| Task item |
Whichever lines of the material contain "true", copy each of them.

- Opening Delimiter -

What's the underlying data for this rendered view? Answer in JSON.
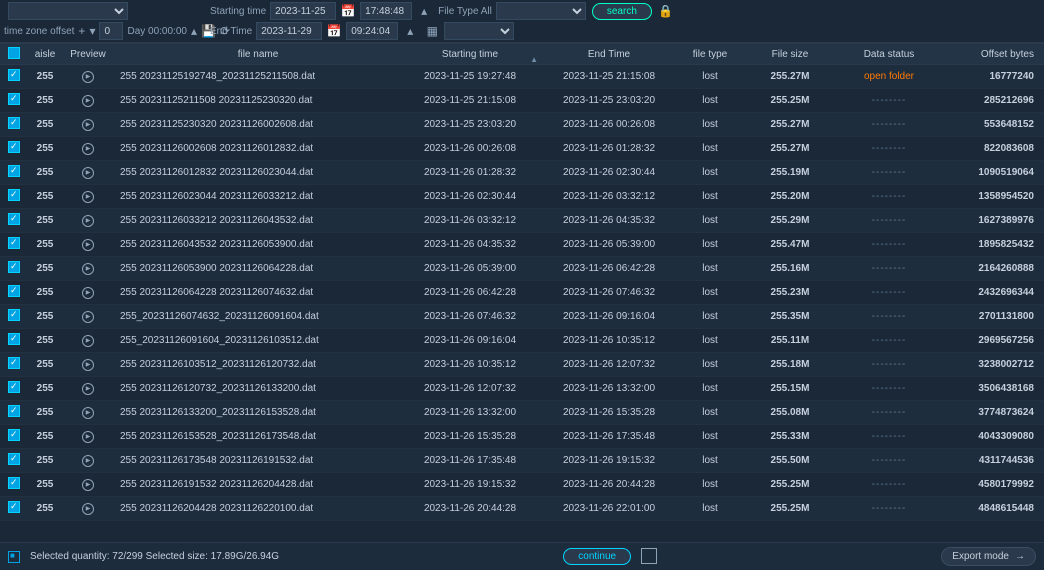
{
  "filters": {
    "time_zone_offset_label": "time zone offset",
    "starting_time_label": "Starting time",
    "end_time_label": "End Time",
    "start_date": "2023-11-25",
    "start_time": "17:48:48",
    "end_date": "2023-11-29",
    "end_time": "09:24:04",
    "file_type_label": "File Type All",
    "day_value": "0",
    "day_time": "Day 00:00:00",
    "search_label": "search"
  },
  "headers": {
    "aisle": "aisle",
    "preview": "Preview",
    "file_name": "file name",
    "starting_time": "Starting time",
    "end_time": "End Time",
    "file_type": "file type",
    "file_size": "File size",
    "data_status": "Data status",
    "offset_bytes": "Offset bytes"
  },
  "rows": [
    {
      "aisle": "255",
      "name": "255 20231125192748_20231125211508.dat",
      "start": "2023-11-25 19:27:48",
      "end": "2023-11-25 21:15:08",
      "type": "lost",
      "size": "255.27M",
      "status": "open folder",
      "status_kind": "open",
      "offset": "16777240"
    },
    {
      "aisle": "255",
      "name": "255 20231125211508 20231125230320.dat",
      "start": "2023-11-25 21:15:08",
      "end": "2023-11-25 23:03:20",
      "type": "lost",
      "size": "255.25M",
      "status": "--------",
      "status_kind": "dash",
      "offset": "285212696"
    },
    {
      "aisle": "255",
      "name": "255 20231125230320 20231126002608.dat",
      "start": "2023-11-25 23:03:20",
      "end": "2023-11-26 00:26:08",
      "type": "lost",
      "size": "255.27M",
      "status": "--------",
      "status_kind": "dash",
      "offset": "553648152"
    },
    {
      "aisle": "255",
      "name": "255 20231126002608 20231126012832.dat",
      "start": "2023-11-26 00:26:08",
      "end": "2023-11-26 01:28:32",
      "type": "lost",
      "size": "255.27M",
      "status": "--------",
      "status_kind": "dash",
      "offset": "822083608"
    },
    {
      "aisle": "255",
      "name": "255 20231126012832 20231126023044.dat",
      "start": "2023-11-26 01:28:32",
      "end": "2023-11-26 02:30:44",
      "type": "lost",
      "size": "255.19M",
      "status": "--------",
      "status_kind": "dash",
      "offset": "1090519064"
    },
    {
      "aisle": "255",
      "name": "255 20231126023044 20231126033212.dat",
      "start": "2023-11-26 02:30:44",
      "end": "2023-11-26 03:32:12",
      "type": "lost",
      "size": "255.20M",
      "status": "--------",
      "status_kind": "dash",
      "offset": "1358954520"
    },
    {
      "aisle": "255",
      "name": "255 20231126033212 20231126043532.dat",
      "start": "2023-11-26 03:32:12",
      "end": "2023-11-26 04:35:32",
      "type": "lost",
      "size": "255.29M",
      "status": "--------",
      "status_kind": "dash",
      "offset": "1627389976"
    },
    {
      "aisle": "255",
      "name": "255 20231126043532 20231126053900.dat",
      "start": "2023-11-26 04:35:32",
      "end": "2023-11-26 05:39:00",
      "type": "lost",
      "size": "255.47M",
      "status": "--------",
      "status_kind": "dash",
      "offset": "1895825432"
    },
    {
      "aisle": "255",
      "name": "255 20231126053900 20231126064228.dat",
      "start": "2023-11-26 05:39:00",
      "end": "2023-11-26 06:42:28",
      "type": "lost",
      "size": "255.16M",
      "status": "--------",
      "status_kind": "dash",
      "offset": "2164260888"
    },
    {
      "aisle": "255",
      "name": "255 20231126064228 20231126074632.dat",
      "start": "2023-11-26 06:42:28",
      "end": "2023-11-26 07:46:32",
      "type": "lost",
      "size": "255.23M",
      "status": "--------",
      "status_kind": "dash",
      "offset": "2432696344"
    },
    {
      "aisle": "255",
      "name": "255_20231126074632_20231126091604.dat",
      "start": "2023-11-26 07:46:32",
      "end": "2023-11-26 09:16:04",
      "type": "lost",
      "size": "255.35M",
      "status": "--------",
      "status_kind": "dash",
      "offset": "2701131800"
    },
    {
      "aisle": "255",
      "name": "255_20231126091604_20231126103512.dat",
      "start": "2023-11-26 09:16:04",
      "end": "2023-11-26 10:35:12",
      "type": "lost",
      "size": "255.11M",
      "status": "--------",
      "status_kind": "dash",
      "offset": "2969567256"
    },
    {
      "aisle": "255",
      "name": "255 20231126103512_20231126120732.dat",
      "start": "2023-11-26 10:35:12",
      "end": "2023-11-26 12:07:32",
      "type": "lost",
      "size": "255.18M",
      "status": "--------",
      "status_kind": "dash",
      "offset": "3238002712"
    },
    {
      "aisle": "255",
      "name": "255 20231126120732_20231126133200.dat",
      "start": "2023-11-26 12:07:32",
      "end": "2023-11-26 13:32:00",
      "type": "lost",
      "size": "255.15M",
      "status": "--------",
      "status_kind": "dash",
      "offset": "3506438168"
    },
    {
      "aisle": "255",
      "name": "255 20231126133200_20231126153528.dat",
      "start": "2023-11-26 13:32:00",
      "end": "2023-11-26 15:35:28",
      "type": "lost",
      "size": "255.08M",
      "status": "--------",
      "status_kind": "dash",
      "offset": "3774873624"
    },
    {
      "aisle": "255",
      "name": "255 20231126153528_20231126173548.dat",
      "start": "2023-11-26 15:35:28",
      "end": "2023-11-26 17:35:48",
      "type": "lost",
      "size": "255.33M",
      "status": "--------",
      "status_kind": "dash",
      "offset": "4043309080"
    },
    {
      "aisle": "255",
      "name": "255 20231126173548 20231126191532.dat",
      "start": "2023-11-26 17:35:48",
      "end": "2023-11-26 19:15:32",
      "type": "lost",
      "size": "255.50M",
      "status": "--------",
      "status_kind": "dash",
      "offset": "4311744536"
    },
    {
      "aisle": "255",
      "name": "255 20231126191532 20231126204428.dat",
      "start": "2023-11-26 19:15:32",
      "end": "2023-11-26 20:44:28",
      "type": "lost",
      "size": "255.25M",
      "status": "--------",
      "status_kind": "dash",
      "offset": "4580179992"
    },
    {
      "aisle": "255",
      "name": "255 20231126204428 20231126220100.dat",
      "start": "2023-11-26 20:44:28",
      "end": "2023-11-26 22:01:00",
      "type": "lost",
      "size": "255.25M",
      "status": "--------",
      "status_kind": "dash",
      "offset": "4848615448"
    }
  ],
  "bottom": {
    "selected_text": "Selected quantity: 72/299 Selected size: 17.89G/26.94G",
    "continue_label": "continue",
    "export_label": "Export mode"
  }
}
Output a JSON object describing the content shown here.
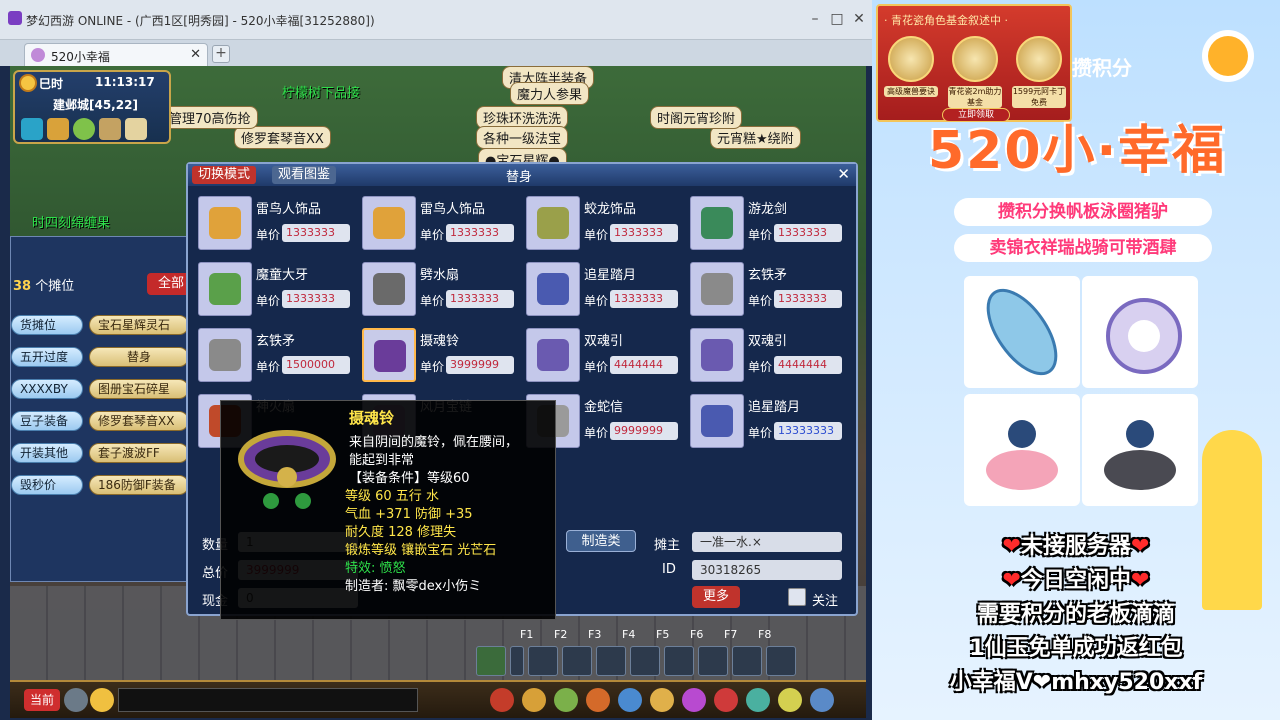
{
  "window": {
    "title": "梦幻西游 ONLINE - (广西1区[明秀园] - 520小幸福[31252880])",
    "tab_label": "520小幸福"
  },
  "hud": {
    "time_label": "巳时",
    "clock": "11:13:17",
    "location": "建邺城[45,22]"
  },
  "scene": {
    "npc_labels": [
      "清大阵半装备",
      "魔力人参果",
      "珍珠环洗洗洗",
      "各种一级法宝",
      "修罗套琴音XX",
      "元宵糕★绕附",
      "管理70高伤抢",
      "●宝石星辉●",
      "时阁元宵珍附"
    ],
    "green_labels": [
      "柠檬树下品接",
      "时四刻绵缠果"
    ]
  },
  "left_panel": {
    "stall_prefix": "",
    "stall_count": "38",
    "stall_suffix": "个摊位",
    "all_button": "全部",
    "rows": [
      {
        "left": "货摊位",
        "right": "宝石星辉灵石"
      },
      {
        "left": "五开过度",
        "right": "替身"
      },
      {
        "left": "XXXXBY",
        "right": "图册宝石碎星"
      },
      {
        "left": "豆子装备",
        "right": "修罗套琴音XX"
      },
      {
        "left": "开装其他",
        "right": "套子渡波FF"
      },
      {
        "left": "毁秒价",
        "right": "186防御F装备"
      }
    ]
  },
  "dialog": {
    "tab_switch": "切换模式",
    "tab_view": "观看图鉴",
    "title": "替身",
    "price_label": "单价",
    "items": [
      {
        "name": "雷鸟人饰品",
        "price": "1333333",
        "blue": false,
        "selected": false
      },
      {
        "name": "雷鸟人饰品",
        "price": "1333333",
        "blue": false,
        "selected": false
      },
      {
        "name": "蛟龙饰品",
        "price": "1333333",
        "blue": false,
        "selected": false
      },
      {
        "name": "游龙剑",
        "price": "1333333",
        "blue": false,
        "selected": false
      },
      {
        "name": "魔童大牙",
        "price": "1333333",
        "blue": false,
        "selected": false
      },
      {
        "name": "劈水扇",
        "price": "1333333",
        "blue": false,
        "selected": false
      },
      {
        "name": "追星踏月",
        "price": "1333333",
        "blue": false,
        "selected": false
      },
      {
        "name": "玄铁矛",
        "price": "1333333",
        "blue": false,
        "selected": false
      },
      {
        "name": "玄铁矛",
        "price": "1500000",
        "blue": false,
        "selected": false
      },
      {
        "name": "摄魂铃",
        "price": "3999999",
        "blue": false,
        "selected": true
      },
      {
        "name": "双魂引",
        "price": "4444444",
        "blue": false,
        "selected": false
      },
      {
        "name": "双魂引",
        "price": "4444444",
        "blue": false,
        "selected": false
      },
      {
        "name": "神火扇",
        "price": "",
        "blue": false,
        "selected": false
      },
      {
        "name": "风月宝链",
        "price": "",
        "blue": false,
        "selected": false
      },
      {
        "name": "金蛇信",
        "price": "9999999",
        "blue": false,
        "selected": false
      },
      {
        "name": "追星踏月",
        "price": "13333333",
        "blue": true,
        "selected": false
      }
    ],
    "qty_label": "数量",
    "qty_value": "1",
    "total_label": "总价",
    "total_value": "3999999",
    "cash_label": "现金",
    "cash_value": "0",
    "make_btn": "制造类",
    "owner_label": "摊主",
    "owner_value": "一准一水.×",
    "id_label": "ID",
    "id_value": "30318265",
    "more_btn": "更多",
    "follow_label": "关注"
  },
  "tooltip": {
    "title": "摄魂铃",
    "lines": [
      {
        "text": "来自阴间的魔铃，佩在腰间，",
        "color": "#ffffff"
      },
      {
        "text": "能起到非常",
        "color": "#ffffff"
      },
      {
        "text": "【装备条件】等级60",
        "color": "#ffffff"
      },
      {
        "text": "等级 60  五行 水",
        "color": "#ffe64a"
      },
      {
        "text": "气血 +371 防御 +35",
        "color": "#ffe64a"
      },
      {
        "text": "耐久度 128  修理失",
        "color": "#ffe64a"
      },
      {
        "text": "锻炼等级    镶嵌宝石 光芒石",
        "color": "#ffe64a"
      },
      {
        "text": "特效: 愤怒",
        "color": "#2ee04a"
      },
      {
        "text": "制造者: 飘零dex小伤ミ",
        "color": "#ffffff"
      }
    ]
  },
  "fkeys": [
    "F1",
    "F2",
    "F3",
    "F4",
    "F5",
    "F6",
    "F7",
    "F8"
  ],
  "bottom": {
    "chat_tab": "当前"
  },
  "promo": {
    "banner_title": "· 青花瓷角色基金叙述中 ·",
    "banner_subs": [
      "高级魔兽要诀",
      "青花瓷2m助力基金",
      "1599元阿卡丁免费"
    ],
    "banner_btn": "立即领取",
    "cloud_title": "攒积分",
    "big_title": "520小·幸福",
    "pill1": "攒积分换帆板泳圈猪驴",
    "pill2": "卖锦衣祥瑞战骑可带酒肆",
    "msg1": "未接服务器",
    "msg2": "今日空闲中",
    "msg3": "需要积分的老板滴滴",
    "msg4": "1仙玉免单成功返红包",
    "msg5": "小幸福V❤mhxy520xxf"
  }
}
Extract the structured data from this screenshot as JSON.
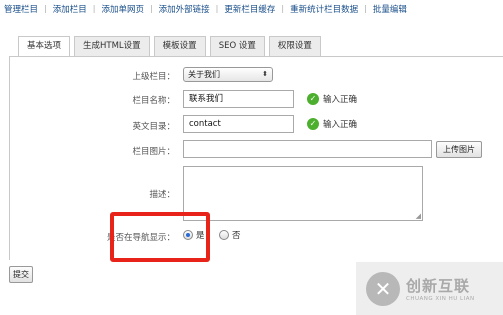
{
  "topnav": {
    "items": [
      "管理栏目",
      "添加栏目",
      "添加单网页",
      "添加外部链接",
      "更新栏目缓存",
      "重新统计栏目数据",
      "批量编辑"
    ]
  },
  "tabs": [
    "基本选项",
    "生成HTML设置",
    "模板设置",
    "SEO 设置",
    "权限设置"
  ],
  "active_tab": "基本选项",
  "form": {
    "parent": {
      "label": "上级栏目：",
      "value": "关于我们"
    },
    "name": {
      "label": "栏目名称：",
      "value": "联系我们",
      "status": "输入正确"
    },
    "dir": {
      "label": "英文目录：",
      "value": "contact",
      "status": "输入正确"
    },
    "image": {
      "label": "栏目图片：",
      "value": "",
      "button": "上传图片"
    },
    "desc": {
      "label": "描述："
    },
    "nav": {
      "label": "是否在导航显示：",
      "yes": "是",
      "no": "否",
      "selected": "是"
    }
  },
  "submit_label": "提交",
  "watermark": {
    "cn": "创新互联",
    "en": "CHUANG XIN HU LIAN"
  },
  "colors": {
    "link": "#1a4f8a",
    "ok": "#4caf2e",
    "highlight": "#e8231a"
  }
}
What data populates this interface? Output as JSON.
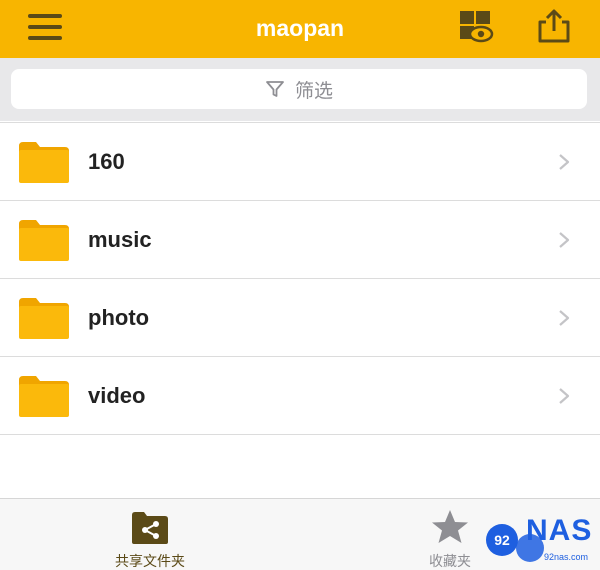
{
  "header": {
    "title": "maopan",
    "menu_icon": "hamburger-menu-icon",
    "view_icon": "grid-eye-icon",
    "share_icon": "share-upload-icon"
  },
  "filter": {
    "placeholder": "筛选",
    "icon": "filter-funnel-icon"
  },
  "folders": [
    {
      "name": "160",
      "icon": "folder-icon"
    },
    {
      "name": "music",
      "icon": "folder-icon"
    },
    {
      "name": "photo",
      "icon": "folder-icon"
    },
    {
      "name": "video",
      "icon": "folder-icon"
    }
  ],
  "tabs": [
    {
      "label": "共享文件夹",
      "icon": "shared-folder-icon",
      "active": true
    },
    {
      "label": "收藏夹",
      "icon": "star-icon",
      "active": false
    }
  ],
  "watermark": {
    "text": "NAS",
    "site": "92nas.com",
    "badge": "92"
  },
  "colors": {
    "accent": "#f8b500",
    "icon_dark": "#5b4a17",
    "folder": "#fbb90b",
    "folder_tab": "#f0a500",
    "separator": "#dcdcdc",
    "watermark": "#1e5fe0"
  }
}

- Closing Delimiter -

| Answer space |
        "selected": true
        "blue": true,
      "active": true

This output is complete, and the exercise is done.